Is your father an inspiration to you?
LMP Yes, of course. Huge. His background singers, the Sweet Inspirations, were another one. And I loved Elton John very, very early. Elton was the first record I bought that my dad found out about. He was like, “Who is this that she’s listening to that isn’t me?” He went out and bought a few of Elton’s records after that.
Have you told Elton that?
LMP Yes, and he thought it was fabulous. Then I went through a country music phase. I loved the Mandrell sisters. Dolly Parton, obviously. Loretta Lynn. Tammy Wynette. Then I went into the hard-rock phase. Linda Ronstadt. Heart. Pat Benatar? Loved her.
What part of the music making process are you most fulfilled by?
LMP Touring. Interacting with the audience. I like smaller venues because they’re more intimate.
How have you dealt with being a public figure?
LMP I create a little retreat for myself wherever I live. Right now, it’s our house in England. I go there and I’m completely normal. I’ll garden or cook. My husband got me some horses for Christmas. I like to retreat from performing and then delve back into it. Getting away is an important part of the process.
Does the press hound you?
LMP It’s not that hard to avoid it if you want to. To tip off the paparazzi and stage a photo shoot at Starbucks? That’s insane. When I grew up you did everything you could to avoid that. People today think they’re over if they’re not in the tabloids. It’s like a drug.
I think celebrities today want to be in tabloids, but don’t want to actually connect with fans. It’s like, Take my picture, but don’t talk to me.
LMP I’m the opposite. I don’t want my picture in the paper, but I’ll talk to you. I busted my ass putting these records out there, and I’d like to hear what people think of them!
Let’s talk about your love life!
LMP I can tell you I have a lady crush.
LMP Lady Gaga.
Why, did you meet her recently?

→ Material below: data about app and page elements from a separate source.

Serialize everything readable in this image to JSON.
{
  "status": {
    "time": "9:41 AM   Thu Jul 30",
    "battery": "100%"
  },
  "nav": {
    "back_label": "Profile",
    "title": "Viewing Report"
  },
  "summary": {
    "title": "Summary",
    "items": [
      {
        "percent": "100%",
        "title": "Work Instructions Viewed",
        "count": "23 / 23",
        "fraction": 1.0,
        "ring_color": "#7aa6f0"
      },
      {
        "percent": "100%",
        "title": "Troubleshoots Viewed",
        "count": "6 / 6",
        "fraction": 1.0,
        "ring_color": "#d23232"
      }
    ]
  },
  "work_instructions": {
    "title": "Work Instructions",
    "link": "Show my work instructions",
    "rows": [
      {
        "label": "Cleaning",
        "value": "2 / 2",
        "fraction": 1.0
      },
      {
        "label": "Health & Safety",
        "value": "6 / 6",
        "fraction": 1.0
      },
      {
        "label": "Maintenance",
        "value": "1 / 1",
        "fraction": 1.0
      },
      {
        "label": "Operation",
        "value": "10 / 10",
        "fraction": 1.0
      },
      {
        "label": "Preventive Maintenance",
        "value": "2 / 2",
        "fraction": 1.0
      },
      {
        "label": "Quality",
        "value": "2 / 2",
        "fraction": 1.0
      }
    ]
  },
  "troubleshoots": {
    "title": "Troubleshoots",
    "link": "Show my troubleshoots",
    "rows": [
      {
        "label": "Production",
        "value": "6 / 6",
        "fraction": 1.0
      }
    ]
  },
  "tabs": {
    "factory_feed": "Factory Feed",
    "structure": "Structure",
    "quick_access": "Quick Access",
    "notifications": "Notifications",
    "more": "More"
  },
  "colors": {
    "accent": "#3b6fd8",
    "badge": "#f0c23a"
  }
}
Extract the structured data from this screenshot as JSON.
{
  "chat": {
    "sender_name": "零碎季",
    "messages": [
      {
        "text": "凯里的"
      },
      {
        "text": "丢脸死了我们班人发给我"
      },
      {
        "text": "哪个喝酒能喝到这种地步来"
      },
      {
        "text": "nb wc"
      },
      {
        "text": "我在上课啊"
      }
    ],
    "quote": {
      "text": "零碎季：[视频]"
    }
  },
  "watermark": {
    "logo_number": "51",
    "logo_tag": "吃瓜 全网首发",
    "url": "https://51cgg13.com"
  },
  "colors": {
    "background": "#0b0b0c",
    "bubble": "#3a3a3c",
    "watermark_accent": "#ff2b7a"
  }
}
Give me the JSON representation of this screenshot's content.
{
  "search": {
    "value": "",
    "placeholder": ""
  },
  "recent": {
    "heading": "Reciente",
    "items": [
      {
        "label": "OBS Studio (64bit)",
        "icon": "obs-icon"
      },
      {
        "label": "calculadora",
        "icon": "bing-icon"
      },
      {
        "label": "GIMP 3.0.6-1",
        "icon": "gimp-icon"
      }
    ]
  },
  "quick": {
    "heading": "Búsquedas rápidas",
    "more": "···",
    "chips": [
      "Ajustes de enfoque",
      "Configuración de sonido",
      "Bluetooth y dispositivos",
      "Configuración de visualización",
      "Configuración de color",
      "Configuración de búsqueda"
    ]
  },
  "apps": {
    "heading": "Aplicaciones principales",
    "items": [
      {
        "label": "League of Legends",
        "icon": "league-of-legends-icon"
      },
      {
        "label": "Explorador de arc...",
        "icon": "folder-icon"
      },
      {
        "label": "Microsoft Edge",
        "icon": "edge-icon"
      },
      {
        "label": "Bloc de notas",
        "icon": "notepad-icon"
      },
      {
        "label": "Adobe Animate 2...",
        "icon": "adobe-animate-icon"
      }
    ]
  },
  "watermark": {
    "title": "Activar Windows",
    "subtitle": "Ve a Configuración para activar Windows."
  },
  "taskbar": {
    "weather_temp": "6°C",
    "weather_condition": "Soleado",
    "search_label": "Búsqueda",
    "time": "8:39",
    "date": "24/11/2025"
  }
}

LMP No, I saw her perform with Elton John, and she was lying across a piano and belting out these songs, and it was the coolest fucking thing. She seems intelligent. And I decided after that I had a lady crush.
Is it true that you are related to Oprah?
LMP She did an investigation and she said that yes, many, many years ago, a Presley and a Winfrey got together. People were sneaking around and doing stuff and, yes, we are connected as a result.
Does she feel like family when you see her?
LMP It does, actually. But I think she’s like that with everyone. I call her Mama Moses and told her that I wanted her to adopt me.
So, Lady Gaga is your crush and Oprah is your adoptive mother?
And Elvis is your dad.
LMP You got that?
PHOTOGRAPHY ADRIAN Mesko photo assistant steve sikora